20st Air Transport Research Society World Conference (Rhodes/Greece)
In the paper “A New Model of Long Term Forecasting the Air Passenger Demand, Number of Air Transport Movements and Cargo Volume of Germany”, Marc Gelhausen, Peter Berster and Dieter Wilken have developed and applied a “classical” model of forecasting the total number of air passengers and aircraft movements at German airports for many years. The model follows the traditional approach of forecasting the trip generation, spatial distribution and assignment to routes and aircraft movements. In recent years it has been found more and more difficult to update and verify the model because of lack of specific data. We have therefore developed a more versatile model, which directly forecasts the total number of air passengers and of air transport movements at the ensemble of German airports. The forecast functions are co-integrated structural regression models which have been econometrically estimated taking into account time series data of 1992 to 2014. The paper describes the model approaches and discusses advantages and disadvantages of the classical and new model approach.
Sven Maertens, Holger Pabst und Wolfgang Grimme presented a paper titled “The development of the potential for low-cost, one-stop connecting services in Europe – From ‘self-hubbing’ to reliable ‘low cost connecting services’?” in which they apply an SQL-based modelling approach for the identification of marketable one-stop connections between low cost carriers (LCC) from OAG schedules, considering pre-defined restrictions such as for connecting times and detour factors. They found that the European LCC network now allows for about 162k weekly one-stop connections, which is a big rise since 2006 but still far below the almost 725k connections offered by the network carriers. At airport-pair level, though, the low-cost sector already comes relatively close to the network carriers (15.9k vs. 25.3k). The authors also discussed the most fundamental operational and commercial restrictions that should be overcome to fully exploit the identified potential of flight connections between LCC. This includes the questions of missed connections and baggage through-handling.
In the paper entitled “Impact of what-if capability on intermodal traffic management – knowing and reacting on issues before they arise” written by Olaf Milbredt, Christian Werner, Florian Rudolph, and Erik Grunewald intermodal traffic management involving airports and railway were considered by using what-if capability. Three scenarios were simulated with our simulation environment comprising microscopic simulation of a terminal building and attached management tools. The first scenario serves as a baseline. In the third scenario we considered – as in the second one – a delay of trains to the airport with measures assessed by the what-if capability applied. We were able to show that the number of passenger failed to reach the gate in time were tremendously reduced by applying the measures as was predicted by the what-if functionality.
14th World Conference on Transport Research (Shanghai)
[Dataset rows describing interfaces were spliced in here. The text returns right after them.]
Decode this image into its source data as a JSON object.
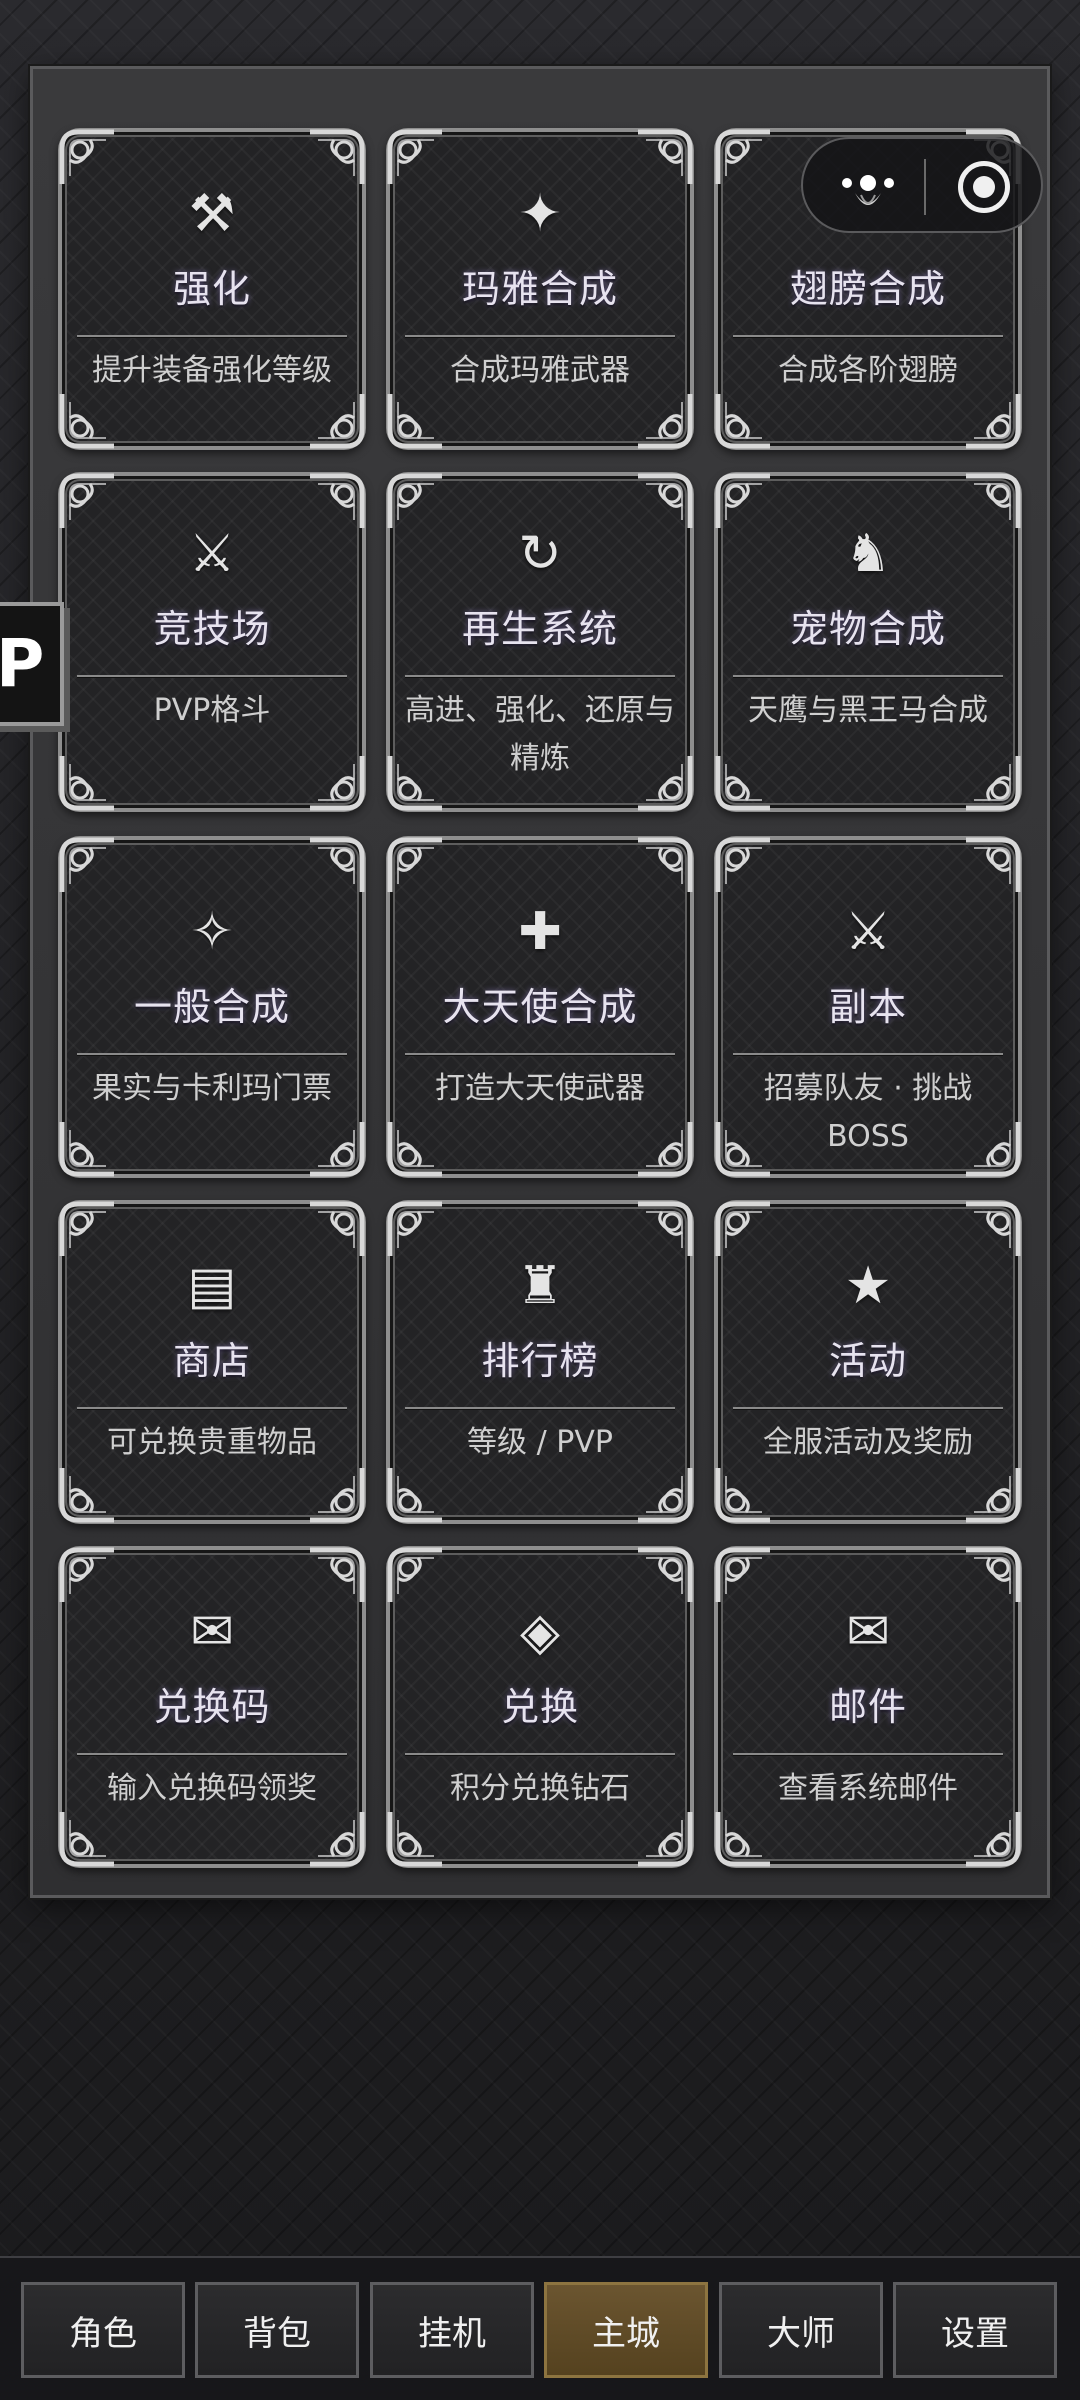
{
  "cards": [
    {
      "icon": "⚒",
      "icon_name": "hammers-icon",
      "title": "强化",
      "desc": "提升装备强化等级"
    },
    {
      "icon": "✦",
      "icon_name": "four-point-star-icon",
      "title": "玛雅合成",
      "desc": "合成玛雅武器"
    },
    {
      "icon": "",
      "icon_name": "",
      "title": "翅膀合成",
      "desc": "合成各阶翅膀"
    },
    {
      "icon": "⚔",
      "icon_name": "crossed-swords-icon",
      "title": "竞技场",
      "desc": "PVP格斗"
    },
    {
      "icon": "↻",
      "icon_name": "refresh-icon",
      "title": "再生系统",
      "desc": "高进、强化、还原与精炼"
    },
    {
      "icon": "♞",
      "icon_name": "horse-icon",
      "title": "宠物合成",
      "desc": "天鹰与黑王马合成"
    },
    {
      "icon": "✧",
      "icon_name": "sparkle-outline-icon",
      "title": "一般合成",
      "desc": "果实与卡利玛门票"
    },
    {
      "icon": "✚",
      "icon_name": "plus-cross-icon",
      "title": "大天使合成",
      "desc": "打造大天使武器"
    },
    {
      "icon": "⚔",
      "icon_name": "crossed-swords-icon",
      "title": "副本",
      "desc": "招募队友 · 挑战 BOSS"
    },
    {
      "icon": "▤",
      "icon_name": "shop-list-icon",
      "title": "商店",
      "desc": "可兑换贵重物品"
    },
    {
      "icon": "♜",
      "icon_name": "rook-tower-icon",
      "title": "排行榜",
      "desc": "等级 / PVP"
    },
    {
      "icon": "★",
      "icon_name": "star-icon",
      "title": "活动",
      "desc": "全服活动及奖励"
    },
    {
      "icon": "✉",
      "icon_name": "envelope-icon",
      "title": "兑换码",
      "desc": "输入兑换码领奖"
    },
    {
      "icon": "◈",
      "icon_name": "diamond-icon",
      "title": "兑换",
      "desc": "积分兑换钻石"
    },
    {
      "icon": "✉",
      "icon_name": "envelope-icon",
      "title": "邮件",
      "desc": "查看系统邮件"
    }
  ],
  "side_tab": {
    "label": "P"
  },
  "capsule": {
    "more_icon": "more-dots-icon",
    "close_icon": "close-target-icon"
  },
  "nav": {
    "items": [
      {
        "label": "角色",
        "active": false
      },
      {
        "label": "背包",
        "active": false
      },
      {
        "label": "挂机",
        "active": false
      },
      {
        "label": "主城",
        "active": true
      },
      {
        "label": "大师",
        "active": false
      },
      {
        "label": "设置",
        "active": false
      }
    ]
  },
  "colors": {
    "nav_active": "#5e4a26",
    "title_glow": "#aa96e6",
    "panel": "#333335"
  }
}
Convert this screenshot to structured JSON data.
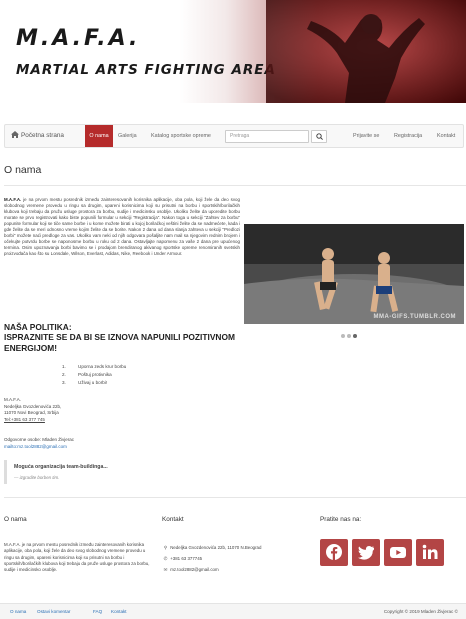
{
  "banner": {
    "title": "M.A.F.A.",
    "subtitle": "MARTIAL ARTS FIGHTING AREA"
  },
  "nav": {
    "home": "Početna strana",
    "active": "O nama",
    "gallery": "Galerija",
    "catalog": "Katalog sportske opreme",
    "search_placeholder": "Pretraga",
    "login": "Prijavite se",
    "register": "Registracija",
    "contact": "Kontakt"
  },
  "page_title": "O nama",
  "intro": {
    "brand": "M.A.F.A.",
    "text": " je na prvom mestu posrednik između zainteresovanih korisnika aplikacije, oba pola, koji žele da deo svog slobodnog vremene provedu u ringu sa drugim, upareni korisnicima koji su prisutni na borbu i sportskih/borilačkih klubova koji trebaju da pružu usluge prostora za borbu, sudije i medicinsku osoblje. Ukoliko želite da uporedite borbu morate se prvo registrovati kako biste popunili formular u sekciji \"Registracija\". Nakon toga u sekciji \"Zahtev za borbu\" popunite formular koji se tiče same borbe i u kome možete birati u kojoj borilačkoj veštini želite da se nadmećete, kada i gde želite da se meri odnosno vreme kojim želite da se borite. Nakon 2 dana od dana slanja zahteva u sekciji \"Predlozi borbi\" možete naći predloge za vas. Ukoliko vam neki od njih odgovara pošaljite nam mail sa njegovim rednim brojem i očekujte potvrdu borbe se naponosme borbu u roku od 2 dana. Ostavljajte napomenu za vaše 2 dana pre upućenog termina. Osim upoznavanja borbi bavimo se i prodajom brendiranog akivanog sportske opreme renomiranih svetskih proizvođača kao što su Lonsdale, Wilson, Everlast, Adidas, Nike, Reebook i Under Armour."
  },
  "slider": {
    "caption": "MMA-GIFS.TUMBLR.COM",
    "slides": 3,
    "active_slide": 3
  },
  "policy": {
    "head": "NAŠA POLITIKA:",
    "text": "ISPRAZNITE SE DA BI SE IZNOVA NAPUNILI POZITIVNOM ENERGIJOM!"
  },
  "rules": [
    {
      "num": "1.",
      "text": "Uporna zeds krur borbu"
    },
    {
      "num": "2.",
      "text": "Poštuj protivnika"
    },
    {
      "num": "3.",
      "text": "Uživaj u borbi!"
    }
  ],
  "address": {
    "name": "M.A.F.A.",
    "street": "Nedeljka Gvozdenovića 22b,",
    "city": "11070 Novi Beograd, Srbija",
    "tel": "Tel:+381 63 377 745"
  },
  "owner": {
    "label": "Odgovorne osobe: Mladen Živjerac",
    "mail": "mailto:mz.tool2882@gmail.com"
  },
  "quote": {
    "line1": "Moguća organizacija team-buildinga...",
    "line2": "— izgradite borben tim."
  },
  "footer": {
    "about_head": "O nama",
    "about_text": "M.A.F.A. je na prvom mestu posrednik između zainteresovanih korisnika aplikacije, oba pola, koji žele da deo svog slobodnog vremene provedu u ringu sa drugim, upareni korisnicima koji su prisutni na borbu i sportskih/borilačkih klubova koji trebaju da pruže usluge prostora za borbu, sudije i medicinsko osoblje.",
    "contact_head": "Kontakt",
    "contact_address": "Nedeljka Gvozdenovića 22b, 11070 N.Beograd",
    "contact_phone": "+381 63 377745",
    "contact_mail": "mz.tool2882@gmail.com",
    "follow_head": "Pratite nas na:",
    "social": [
      "facebook-icon",
      "twitter-icon",
      "youtube-icon",
      "linkedin-icon"
    ]
  },
  "bottom": {
    "links": [
      "O nama",
      "Ostavi komentar",
      "FAQ",
      "Kontakt"
    ],
    "copyright": "Copyright © 2019 Mladen Živjerac ©"
  },
  "colors": {
    "accent": "#b52b2b",
    "social": "#b34545",
    "link": "#2a6fb5"
  }
}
In the paper entitled “Evaluating conditions and impact of intermodal traffic management involving airports and railways” written by Olaf Milbredt, Erik Grunewald, Florian Rudolph, and Thomas Christ intermodal traffic management involving airports and railway were considered. We focused on the delay of the train to the airport leading to passengers that fail to reach their gate in time. To track the timestamps we introduce the notion of a passenger-trajectory. The passenger trajectory consists of pairs of points in space and time, where the passenger passes a certain milestone of the journey. Our simulation environment -- including microscopic simulation and management structure -- provides the sensitivity of Key Performance Indicators such as boarding score on the change of delay profiles. This provides a measure for the feasibility of an action based on its extent focusing on cross-modal operation changes.
Janina Scheelhaase, on behalf of the co-authors Robert Sausen, Katrin Dahlmann, Martin Jung, Herman Keimel, Hendrik Nieße, Martin Schaefer and Florian Wolters, presented a paper on “Factors determining airlines’ costs for climate protecting market-based measures” in Shanghai. This paper investigates the factors influencing airline’s costs for climate protecting market-based measures. It is based on selected results of the interdisciplinary research project AviClim (Including Aviation in International Protocols for Climate Protection). AviClim has investigated how to limit aviation’s full climate impact best from an environmental and economic point of view. In this research project, both long-lived CO2 and short-lived non-CO2 effects of aviation have been addressed simultaneously and climate protecting scenarios for aviation in the timeframe 2010-2030 have been developed. On this basis, the factors determining aviation’s costs for climate protecting measures have been analysed. Results indicate that the choice of the market-based measure, it’s regional scope, the metric chosen for the translation of the non-CO2 impacts into equivalent CO2 and the prices for equivalent CO2 are important factors for airline’s costs. An analysis for single flights reveals remarkable differences in specific emissions (tons CO2 equivalent/flight kilometre). An investigation for groups of airlines differentiated by business model and country of origin indicates that the world regions served by the airlines, the business model, the length and the emission characteristics of the flights are further important factors for the costs of the regulating measure.